Exercise prompt - Filter the entries below, keeping only lines with "label".

Entries from a dataset of interfaces:
____________
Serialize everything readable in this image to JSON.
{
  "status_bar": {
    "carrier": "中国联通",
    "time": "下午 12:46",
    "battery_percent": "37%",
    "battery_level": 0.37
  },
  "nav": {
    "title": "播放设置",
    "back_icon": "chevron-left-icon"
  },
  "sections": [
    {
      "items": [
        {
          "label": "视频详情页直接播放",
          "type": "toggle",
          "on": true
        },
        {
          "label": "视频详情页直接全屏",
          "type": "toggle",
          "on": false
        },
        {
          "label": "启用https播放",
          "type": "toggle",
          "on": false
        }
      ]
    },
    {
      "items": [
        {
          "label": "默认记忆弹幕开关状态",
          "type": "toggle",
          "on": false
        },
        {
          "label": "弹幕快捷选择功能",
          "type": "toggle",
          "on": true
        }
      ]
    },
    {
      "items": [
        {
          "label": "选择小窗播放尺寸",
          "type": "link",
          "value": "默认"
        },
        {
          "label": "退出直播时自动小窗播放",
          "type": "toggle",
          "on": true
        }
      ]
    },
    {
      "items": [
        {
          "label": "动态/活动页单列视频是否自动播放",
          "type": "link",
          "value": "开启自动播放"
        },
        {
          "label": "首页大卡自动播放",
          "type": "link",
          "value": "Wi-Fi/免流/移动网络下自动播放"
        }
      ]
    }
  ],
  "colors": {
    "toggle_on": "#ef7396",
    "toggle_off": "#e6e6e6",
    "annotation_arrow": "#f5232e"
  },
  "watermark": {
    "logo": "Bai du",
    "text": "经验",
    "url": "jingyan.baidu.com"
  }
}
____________
Solved exercise -
          "label": "视频详情页直接播放",
          "label": "视频详情页直接全屏",
          "label": "启用https播放",
          "label": "默认记忆弹幕开关状态",
          "label": "弹幕快捷选择功能",
          "label": "选择小窗播放尺寸",
          "label": "退出直播时自动小窗播放",
          "label": "动态/活动页单列视频是否自动播放",
          "label": "首页大卡自动播放",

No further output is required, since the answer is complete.